Diary – 5 May 2016

I am no admirer of Donald Trump — not because he is a doomsayer and professional patriot but because he is a fake and, worse, he owes me money. A few years back I was telephoned by a friend. ‘I have to give a dinner for Donald Trump,’ he said, dolorously. ‘He entertained me in Palm Beach and now he’s over here.’ The dinner was in a bijou Mayfair restaurant and we were a party of about eight. Let me say one thing for Trump: he isn’t stupid. We had never met, but he spotted me for an Englishwoman right away. The other guests were various members of the London ton,

Funny boys

Sir Ken’s excellent West End residency continues with a sugar-rich confection. Sean Foley has adapted and updated an elderly French farce about an assassin who befriends a needy depressive. Hitman Ralph rents a hotel suite overlooking a courtroom where his target is due to make an appearance. The neighbouring room is occupied by a mopey Welshman, Brian, who wants to hang himself from the light socket. Ralph discovers Brian’s plan and realises that Brian’s death will fill the hotel with cops and ruin his assassination attempt. So Ralph must save Brian from suicide. It’s a pretty clunky scenario and the logistics are frankly incredible because the design postulates two adjacent single

Homage to awesome Welles on his centenary

One day in May 1948 in the Frascati hills southeast of Rome, Orson Welles took his new secretary, Rita Ribolla, to lunch. After eating enough food for ‘a dozen hungry people’ and sinking ‘one glass of wine after another’, all the while enchanting his guest with gossip and conjuring tricks, Welles downed his coffee and said it was time to go. Ribolla smiled and waited for him to get the bill. And waited. Eventually she asked for it herself. When it arrived Welles passed it over, saying, ‘Leave a large tip for these nice waiters.’ ‘But Mr Welles, I can’t afford meals like this.’ Welles turned sulphurous: ‘How dare you

Without a word of advice, Paul Methuen set me free

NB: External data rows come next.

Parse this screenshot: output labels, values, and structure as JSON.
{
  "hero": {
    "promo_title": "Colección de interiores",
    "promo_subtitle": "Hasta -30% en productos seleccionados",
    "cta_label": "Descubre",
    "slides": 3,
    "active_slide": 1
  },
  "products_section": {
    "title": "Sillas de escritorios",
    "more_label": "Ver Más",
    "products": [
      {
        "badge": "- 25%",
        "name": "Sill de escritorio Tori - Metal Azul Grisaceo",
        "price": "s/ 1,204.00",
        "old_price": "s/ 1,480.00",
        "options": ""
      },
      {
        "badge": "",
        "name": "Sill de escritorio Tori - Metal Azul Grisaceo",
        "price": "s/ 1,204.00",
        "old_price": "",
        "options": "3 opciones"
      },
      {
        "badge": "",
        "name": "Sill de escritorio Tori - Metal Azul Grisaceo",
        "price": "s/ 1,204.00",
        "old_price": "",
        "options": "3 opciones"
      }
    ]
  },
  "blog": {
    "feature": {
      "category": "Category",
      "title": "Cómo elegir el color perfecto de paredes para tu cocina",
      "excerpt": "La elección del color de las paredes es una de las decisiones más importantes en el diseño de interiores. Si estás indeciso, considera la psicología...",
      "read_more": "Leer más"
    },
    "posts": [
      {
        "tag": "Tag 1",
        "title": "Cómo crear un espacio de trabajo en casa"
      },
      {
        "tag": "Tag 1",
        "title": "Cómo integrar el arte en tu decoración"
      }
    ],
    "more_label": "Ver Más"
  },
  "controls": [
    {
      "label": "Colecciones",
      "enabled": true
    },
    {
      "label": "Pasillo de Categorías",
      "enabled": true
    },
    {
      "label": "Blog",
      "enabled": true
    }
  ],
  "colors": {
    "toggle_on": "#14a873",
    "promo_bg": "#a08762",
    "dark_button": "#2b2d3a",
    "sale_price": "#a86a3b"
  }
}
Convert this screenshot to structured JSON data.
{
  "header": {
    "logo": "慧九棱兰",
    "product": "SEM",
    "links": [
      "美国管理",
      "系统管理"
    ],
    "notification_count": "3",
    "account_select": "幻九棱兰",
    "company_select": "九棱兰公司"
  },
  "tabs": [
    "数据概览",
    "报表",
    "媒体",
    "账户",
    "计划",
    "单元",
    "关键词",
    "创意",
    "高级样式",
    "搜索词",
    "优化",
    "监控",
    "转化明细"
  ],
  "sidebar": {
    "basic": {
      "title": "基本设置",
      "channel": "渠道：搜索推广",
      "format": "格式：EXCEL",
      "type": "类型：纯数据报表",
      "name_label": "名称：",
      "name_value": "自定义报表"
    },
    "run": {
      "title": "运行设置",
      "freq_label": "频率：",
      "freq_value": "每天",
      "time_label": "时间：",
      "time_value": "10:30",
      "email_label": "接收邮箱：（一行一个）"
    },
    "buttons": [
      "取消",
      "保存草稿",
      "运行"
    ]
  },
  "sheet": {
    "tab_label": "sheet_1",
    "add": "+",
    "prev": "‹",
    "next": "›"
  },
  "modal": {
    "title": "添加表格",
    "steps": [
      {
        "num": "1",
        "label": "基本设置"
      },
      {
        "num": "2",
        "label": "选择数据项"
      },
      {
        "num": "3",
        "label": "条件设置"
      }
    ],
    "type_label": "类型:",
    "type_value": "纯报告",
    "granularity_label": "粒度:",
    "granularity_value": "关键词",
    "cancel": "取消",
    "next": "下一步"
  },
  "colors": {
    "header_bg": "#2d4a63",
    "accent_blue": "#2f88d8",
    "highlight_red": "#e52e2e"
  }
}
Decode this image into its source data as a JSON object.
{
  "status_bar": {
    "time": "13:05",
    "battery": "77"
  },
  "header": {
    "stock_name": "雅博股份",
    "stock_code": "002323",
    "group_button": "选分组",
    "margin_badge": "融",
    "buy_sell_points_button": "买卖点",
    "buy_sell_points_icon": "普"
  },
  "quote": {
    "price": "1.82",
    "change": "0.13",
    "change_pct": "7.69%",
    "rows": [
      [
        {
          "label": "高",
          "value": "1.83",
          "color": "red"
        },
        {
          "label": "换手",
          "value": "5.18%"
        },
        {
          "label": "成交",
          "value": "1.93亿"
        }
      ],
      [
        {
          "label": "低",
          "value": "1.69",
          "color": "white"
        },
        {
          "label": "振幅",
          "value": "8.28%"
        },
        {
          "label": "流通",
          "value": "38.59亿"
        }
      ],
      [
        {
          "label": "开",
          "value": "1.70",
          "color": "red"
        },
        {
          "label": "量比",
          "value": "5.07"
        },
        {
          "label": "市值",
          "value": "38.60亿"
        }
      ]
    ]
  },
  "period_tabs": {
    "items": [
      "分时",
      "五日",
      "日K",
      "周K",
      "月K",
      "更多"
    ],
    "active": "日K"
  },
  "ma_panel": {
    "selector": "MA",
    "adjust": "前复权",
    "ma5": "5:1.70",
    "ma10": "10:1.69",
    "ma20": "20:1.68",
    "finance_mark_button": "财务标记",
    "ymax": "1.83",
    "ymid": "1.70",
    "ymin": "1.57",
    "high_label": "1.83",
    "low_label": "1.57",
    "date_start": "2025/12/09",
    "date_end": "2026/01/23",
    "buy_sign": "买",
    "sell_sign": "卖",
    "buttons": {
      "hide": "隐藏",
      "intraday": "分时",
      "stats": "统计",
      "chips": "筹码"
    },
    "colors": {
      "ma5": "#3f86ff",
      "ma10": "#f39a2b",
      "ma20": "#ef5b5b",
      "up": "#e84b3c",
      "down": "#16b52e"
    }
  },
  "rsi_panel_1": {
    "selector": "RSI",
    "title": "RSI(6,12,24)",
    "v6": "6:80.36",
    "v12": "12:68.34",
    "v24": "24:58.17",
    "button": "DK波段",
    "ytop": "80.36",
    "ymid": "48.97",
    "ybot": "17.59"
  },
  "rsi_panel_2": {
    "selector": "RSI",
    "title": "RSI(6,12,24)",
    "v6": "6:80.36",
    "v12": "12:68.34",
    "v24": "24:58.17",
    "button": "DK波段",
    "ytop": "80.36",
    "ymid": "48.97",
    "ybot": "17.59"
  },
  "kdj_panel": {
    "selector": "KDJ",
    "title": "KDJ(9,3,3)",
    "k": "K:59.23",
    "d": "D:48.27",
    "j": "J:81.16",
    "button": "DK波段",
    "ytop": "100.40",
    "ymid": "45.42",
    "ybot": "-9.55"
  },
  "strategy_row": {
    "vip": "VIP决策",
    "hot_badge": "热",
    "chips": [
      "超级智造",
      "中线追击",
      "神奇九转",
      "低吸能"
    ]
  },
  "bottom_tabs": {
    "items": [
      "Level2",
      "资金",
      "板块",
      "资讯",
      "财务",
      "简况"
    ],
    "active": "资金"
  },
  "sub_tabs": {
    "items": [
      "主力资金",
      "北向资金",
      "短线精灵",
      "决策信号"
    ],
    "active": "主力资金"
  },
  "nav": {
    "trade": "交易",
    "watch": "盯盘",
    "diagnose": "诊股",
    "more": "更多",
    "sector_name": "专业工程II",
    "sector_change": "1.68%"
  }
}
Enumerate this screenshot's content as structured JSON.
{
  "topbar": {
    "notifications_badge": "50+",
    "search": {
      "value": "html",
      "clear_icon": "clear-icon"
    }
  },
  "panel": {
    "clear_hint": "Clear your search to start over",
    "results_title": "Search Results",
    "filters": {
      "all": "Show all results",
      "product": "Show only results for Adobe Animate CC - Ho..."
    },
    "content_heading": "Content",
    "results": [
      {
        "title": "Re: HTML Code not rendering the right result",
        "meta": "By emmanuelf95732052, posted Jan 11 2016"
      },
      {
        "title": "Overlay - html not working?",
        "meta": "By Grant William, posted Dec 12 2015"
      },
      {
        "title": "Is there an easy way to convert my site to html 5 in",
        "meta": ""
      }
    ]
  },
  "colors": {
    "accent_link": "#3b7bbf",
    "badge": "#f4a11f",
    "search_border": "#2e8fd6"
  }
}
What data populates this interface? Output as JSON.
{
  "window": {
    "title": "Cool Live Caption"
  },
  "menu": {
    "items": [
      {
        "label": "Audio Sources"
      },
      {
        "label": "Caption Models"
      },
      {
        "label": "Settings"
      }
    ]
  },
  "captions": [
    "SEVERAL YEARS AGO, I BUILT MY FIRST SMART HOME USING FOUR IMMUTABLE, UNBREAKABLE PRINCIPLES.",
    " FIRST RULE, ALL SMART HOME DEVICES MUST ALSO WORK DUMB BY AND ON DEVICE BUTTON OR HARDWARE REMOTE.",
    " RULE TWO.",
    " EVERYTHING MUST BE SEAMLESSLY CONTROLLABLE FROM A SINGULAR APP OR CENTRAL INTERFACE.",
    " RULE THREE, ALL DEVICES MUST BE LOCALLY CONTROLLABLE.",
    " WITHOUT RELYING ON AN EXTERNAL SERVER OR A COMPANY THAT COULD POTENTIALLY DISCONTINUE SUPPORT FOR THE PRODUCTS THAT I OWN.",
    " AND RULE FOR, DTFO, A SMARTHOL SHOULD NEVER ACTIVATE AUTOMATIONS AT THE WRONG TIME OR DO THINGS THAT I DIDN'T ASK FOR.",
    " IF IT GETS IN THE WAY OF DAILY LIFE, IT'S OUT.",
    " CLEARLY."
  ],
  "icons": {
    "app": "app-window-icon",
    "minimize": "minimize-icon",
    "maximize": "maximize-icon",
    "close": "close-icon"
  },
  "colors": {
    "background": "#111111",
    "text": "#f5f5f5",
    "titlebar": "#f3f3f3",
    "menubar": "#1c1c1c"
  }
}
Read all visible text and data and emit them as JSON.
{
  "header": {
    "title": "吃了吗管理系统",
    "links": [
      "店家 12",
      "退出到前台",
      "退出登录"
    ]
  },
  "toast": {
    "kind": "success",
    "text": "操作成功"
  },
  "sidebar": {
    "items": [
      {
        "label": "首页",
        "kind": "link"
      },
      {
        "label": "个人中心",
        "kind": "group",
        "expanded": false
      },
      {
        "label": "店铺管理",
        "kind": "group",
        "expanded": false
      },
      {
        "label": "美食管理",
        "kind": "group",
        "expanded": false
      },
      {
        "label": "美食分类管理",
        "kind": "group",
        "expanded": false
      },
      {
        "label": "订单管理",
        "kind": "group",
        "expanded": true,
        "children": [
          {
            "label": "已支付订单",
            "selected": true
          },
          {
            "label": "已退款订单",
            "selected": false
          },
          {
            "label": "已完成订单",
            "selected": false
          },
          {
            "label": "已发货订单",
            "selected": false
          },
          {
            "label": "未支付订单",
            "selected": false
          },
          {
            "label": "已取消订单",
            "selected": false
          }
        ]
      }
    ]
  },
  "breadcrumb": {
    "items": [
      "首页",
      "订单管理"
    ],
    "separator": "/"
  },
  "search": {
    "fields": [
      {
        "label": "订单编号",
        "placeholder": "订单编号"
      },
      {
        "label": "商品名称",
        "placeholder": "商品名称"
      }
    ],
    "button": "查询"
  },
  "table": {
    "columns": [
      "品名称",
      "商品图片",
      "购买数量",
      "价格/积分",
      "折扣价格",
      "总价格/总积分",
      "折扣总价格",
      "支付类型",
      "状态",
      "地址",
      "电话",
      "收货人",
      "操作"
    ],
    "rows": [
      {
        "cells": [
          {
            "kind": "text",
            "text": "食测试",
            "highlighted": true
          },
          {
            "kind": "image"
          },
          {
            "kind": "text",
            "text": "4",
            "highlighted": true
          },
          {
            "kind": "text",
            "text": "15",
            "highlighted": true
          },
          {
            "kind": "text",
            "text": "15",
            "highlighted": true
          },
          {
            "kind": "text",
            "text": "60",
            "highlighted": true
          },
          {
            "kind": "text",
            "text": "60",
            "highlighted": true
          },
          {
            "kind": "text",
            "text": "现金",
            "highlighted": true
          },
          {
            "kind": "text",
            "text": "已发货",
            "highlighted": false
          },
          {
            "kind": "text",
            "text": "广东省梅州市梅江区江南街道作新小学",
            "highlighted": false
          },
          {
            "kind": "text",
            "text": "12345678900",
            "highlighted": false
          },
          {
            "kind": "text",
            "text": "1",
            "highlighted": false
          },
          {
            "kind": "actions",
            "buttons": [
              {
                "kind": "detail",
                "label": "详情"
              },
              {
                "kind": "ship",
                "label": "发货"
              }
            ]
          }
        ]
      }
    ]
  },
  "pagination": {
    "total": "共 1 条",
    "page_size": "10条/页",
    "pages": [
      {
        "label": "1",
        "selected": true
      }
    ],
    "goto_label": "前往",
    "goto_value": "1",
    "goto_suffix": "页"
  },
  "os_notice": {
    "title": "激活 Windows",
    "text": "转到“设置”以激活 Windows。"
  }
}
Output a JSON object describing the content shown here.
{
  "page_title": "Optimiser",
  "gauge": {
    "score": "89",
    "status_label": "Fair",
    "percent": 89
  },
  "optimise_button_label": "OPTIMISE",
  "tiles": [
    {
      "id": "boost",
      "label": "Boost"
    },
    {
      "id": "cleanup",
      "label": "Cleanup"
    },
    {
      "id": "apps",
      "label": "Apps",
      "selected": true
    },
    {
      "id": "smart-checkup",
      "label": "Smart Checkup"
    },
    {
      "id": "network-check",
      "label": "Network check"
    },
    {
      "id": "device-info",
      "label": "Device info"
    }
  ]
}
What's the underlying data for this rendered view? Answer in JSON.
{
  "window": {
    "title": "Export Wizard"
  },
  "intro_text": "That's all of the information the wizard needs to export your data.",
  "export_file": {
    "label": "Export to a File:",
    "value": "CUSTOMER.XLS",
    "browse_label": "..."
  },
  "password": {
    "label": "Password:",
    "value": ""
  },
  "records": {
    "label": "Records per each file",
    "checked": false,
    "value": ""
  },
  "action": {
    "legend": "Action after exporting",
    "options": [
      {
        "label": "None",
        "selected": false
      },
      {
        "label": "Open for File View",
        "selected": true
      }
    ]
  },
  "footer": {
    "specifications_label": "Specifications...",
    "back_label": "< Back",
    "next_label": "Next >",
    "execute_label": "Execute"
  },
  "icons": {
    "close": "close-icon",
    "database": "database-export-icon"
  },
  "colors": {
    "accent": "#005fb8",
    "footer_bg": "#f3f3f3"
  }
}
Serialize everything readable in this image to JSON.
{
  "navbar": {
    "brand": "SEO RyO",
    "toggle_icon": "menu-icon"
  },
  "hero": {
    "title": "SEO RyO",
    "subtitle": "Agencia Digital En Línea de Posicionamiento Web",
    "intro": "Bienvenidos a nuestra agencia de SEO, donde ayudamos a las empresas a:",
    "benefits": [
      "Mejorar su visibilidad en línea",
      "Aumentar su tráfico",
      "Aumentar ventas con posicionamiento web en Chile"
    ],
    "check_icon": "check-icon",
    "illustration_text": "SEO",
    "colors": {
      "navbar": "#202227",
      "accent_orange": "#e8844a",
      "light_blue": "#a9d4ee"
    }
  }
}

At the time he will barely have noticed me. In his mid-forties and (to me at 18) middle-aged, he was our host at a dinner in his beautiful old house in Kingston, Jamaica: a wooden mansion that in its time had seen the town spread up from the harbour and push back the sugar plantations. But as you’d expect from a man for whom garden design was a passion, Paul’s house had kept its generous grounds from the age of sugar. Everything about Paul Methuen was generous: from his hospitality, to the sheer variety of his guests, to his warm and wicked sense of mischief and the measures of the

The big chill

Michael Grandage’s latest show is about an old snap. Geneticists regard the X-ray of the hydrated ‘B’ form of DNA as one of the loveliest images ever captured. To laymen it looks like some woodlice drowning in yesterday’s porridge. The pic was taken in 1951 by the British biochemist Dr Rosalind Franklin but she failed to realise its significance. When James Watson passed through her lab he took one glimpse and instantly twigged that it revealed the helical structure of DNA. With his pal Francis Crick he built the famous double-helix model which bagged them the Nobel Prize. Dr Franklin (played by Nicole Kidman) won nothing. We know all this